A few years later, the Kenya Integrated Household Budget Survey of 2015 conducted by KNBS found that fewer people were using paraffin for lighting than from the previous survey, and 41 per cent of households were using electricity for lighting. The survey also noted an increase in the use of solar for lighting, from two per cent in 2005 to 14 per cent in 2015. However, there were differences in the use of electricity for lighting, based on whether one lived in an urban or rural set-up. In urban areas, 73 per cent of residents used electricity versus 17 per cent in rural households. Nevertheless, the use of paraffin for lighting rural households dropped from 86 per cent to 49 per cent.
For cooking, the use of LPG grew from nearly four per cent to 13 per cent, even though firewood, charcoal and kerosene continued to be the predominantly used cooking fuels. In rural areas, 84 per cent of households used firewood and only three per cent of households reported using clean energy. The use of unclean energy was further depicted in the type of cooking appliance used, with 46 per cent of Kenyans saying they used a traditional stone fire (72 per cent in rural areas, and 14 per cent in urban areas) and 14 per cent using a kerosene stove.
According to Kirtika Patel, the head of immunology at the Moi University School of Medicine, particulate matter such as polycyclic aromatic hydrocarbon (PAH) from the incomplete combustion of unclean fuels can exacerbate asthma symptoms especially in children.
Previous studies by researchers from Moi University indicated a link between oesophageal cancer and smoke from firewood.
One study on the cancer that is commonly diagnosed at the Moi Teaching and Referral Hospital in Eldoret, published in 2013, looked at risk factors for 159 patients at the hospital.
The study investigated the use of fuels such as firewood, charcoal, kerosene, gas and electricity and found that 44 per cent of the cases of oesophageal cancer were linked to the use of charcoal and firewood. The controls had a 26 per cent cancer rate.
“Indoor air pollution from charcoal burning is a known human carcinogen, while that from biomass (primarily wood burning) is a probable human carcinogen.

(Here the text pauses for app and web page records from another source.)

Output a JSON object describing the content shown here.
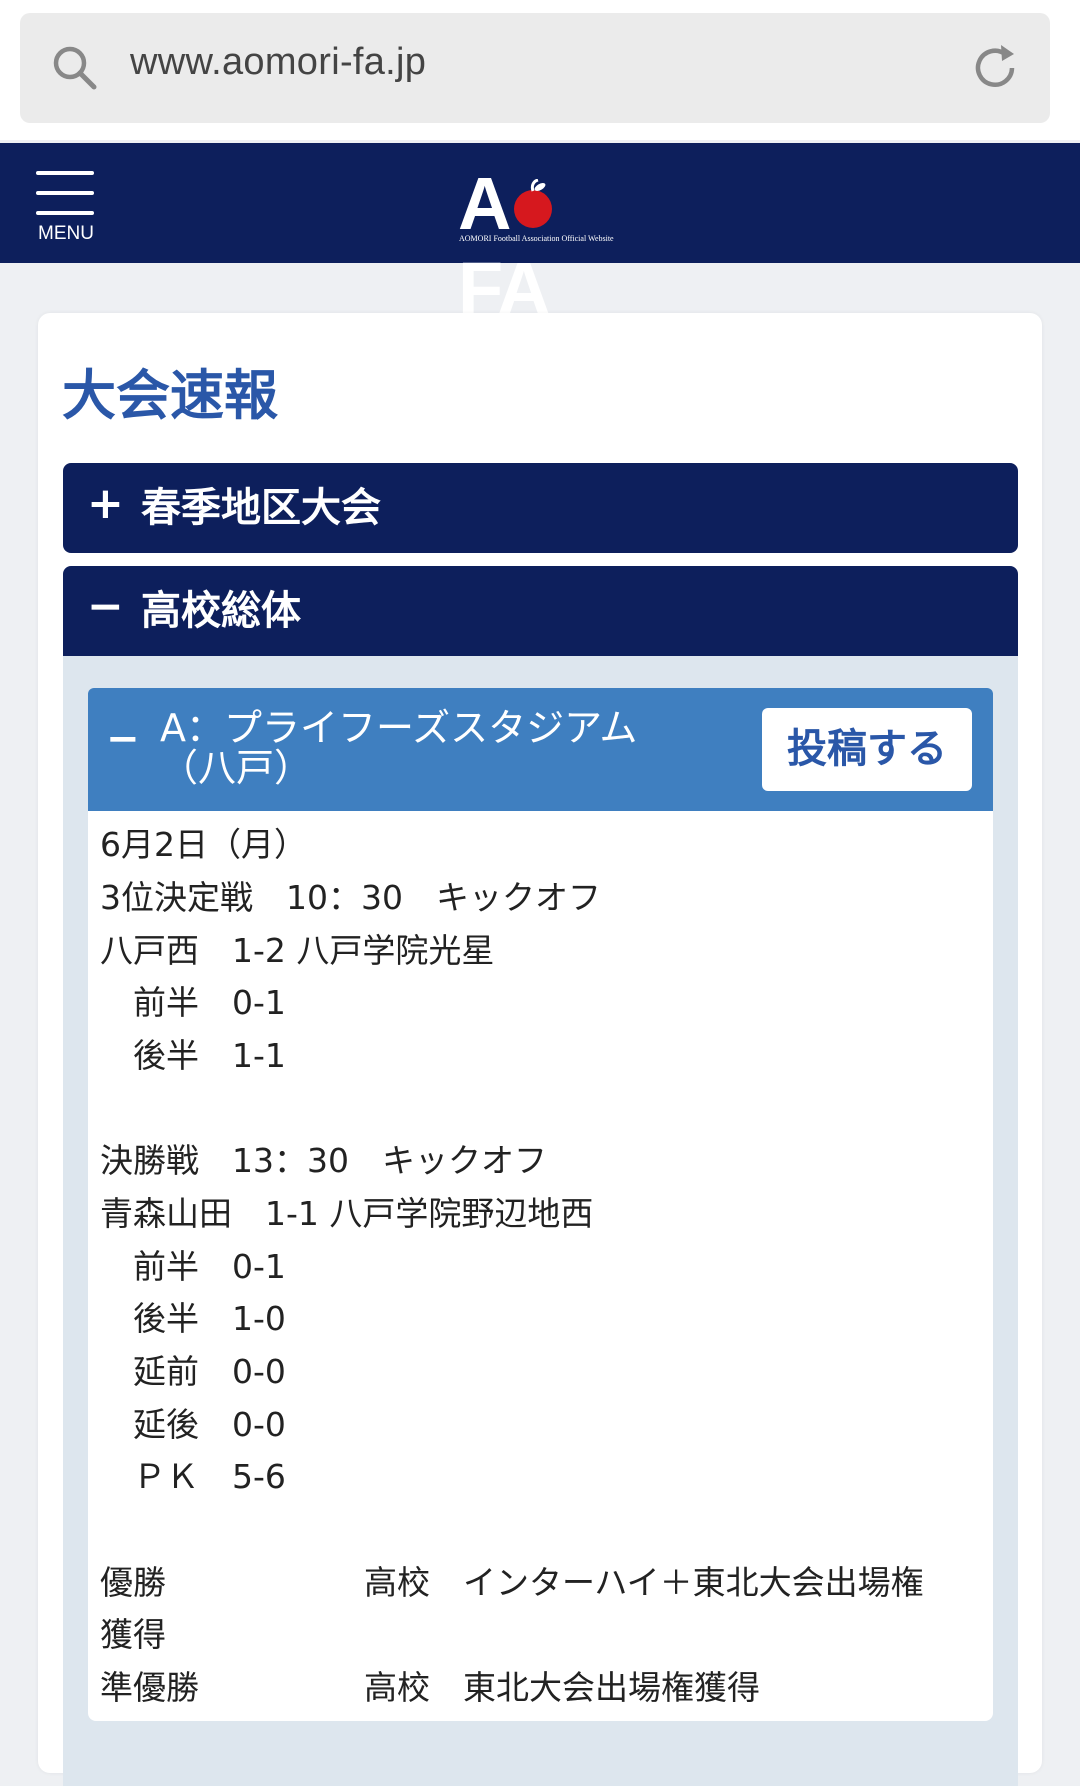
{
  "browser": {
    "url": "www.aomori-fa.jp",
    "search_icon": "search-icon",
    "reload_icon": "reload-icon"
  },
  "header": {
    "menu_label": "MENU",
    "logo_text": "A FA",
    "logo_subtitle": "AOMORI Football Association Official Website",
    "colors": {
      "navy": "#0d1f5c",
      "apple_red": "#d6181e"
    }
  },
  "page": {
    "title": "大会速報",
    "accordions": [
      {
        "symbol": "+",
        "label": "春季地区大会",
        "expanded": false
      },
      {
        "symbol": "−",
        "label": "高校総体",
        "expanded": true
      }
    ],
    "venue": {
      "symbol": "−",
      "label": "A：プライフーズスタジアム（八戸）",
      "post_button": "投稿する"
    },
    "lines": [
      "6月2日（月）",
      "3位決定戦　10：30　キックオフ",
      "八戸西　1‐2 八戸学院光星",
      "　前半　0‐1",
      "　後半　1‐1",
      "",
      "決勝戦　13：30　キックオフ",
      "青森山田　1‐1 八戸学院野辺地西",
      "　前半　0‐1",
      "　後半　1‐0",
      "　延前　0-0",
      "　延後　0-0",
      "　ＰＫ　5-6",
      "",
      "優勝　　　　　　高校　インターハイ＋東北大会出場権",
      "獲得",
      "準優勝　　　　　高校　東北大会出場権獲得"
    ]
  }
}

“It contains many hazardous pollutants including known human carcinogens such as benzo(a)pyrene, formaldehyde and benzene,” explained Dr Patel, suggesting that long-term exposure to smoke from cooking with charcoal and firewood may be a risk factor for the incidence of oesophageal cancer, especially among people from low socio-economic backgrounds, who rely on unclean fuels, and go on to sleep in the polluted room where they cook. Data from the World Health organisation has also linked unclean fuels to heart disease and stroke.
The project that Ms Tangus and residents of nine counties benefited from aimed primarily to boost environmental conservation by reducing overreliance on wood fuel, according to project coordinator Moses Kembe, but it brought with it added health benefits.
“Biogas is the most innovative way to reduce the overreliance on the shrinking forest cover for firewood by conserving it,” Dr Kembe told Healthy Nation.
A Ministry of Devolution document on the implementation of Vision 2030 and the sustainable development goals published in 2017 noted that nearly six million Kenyans had been connected to electricity supply, marking 65 per cent access. However, the poorest 20 per cent of Kenyans were still left without electricity for lighting. The document also observed that 12 per cent of Kenyans relied on clean fuels and technology, leaving out a huge chunk at the mercy of the effects of unclean fuels. This informed the introduction of a gas project that was meant to increase LPG gas usage from 10 per cent to 26 per cent with a target of 10.6 million Kenyans using clean energy by the end of the implementation of the project.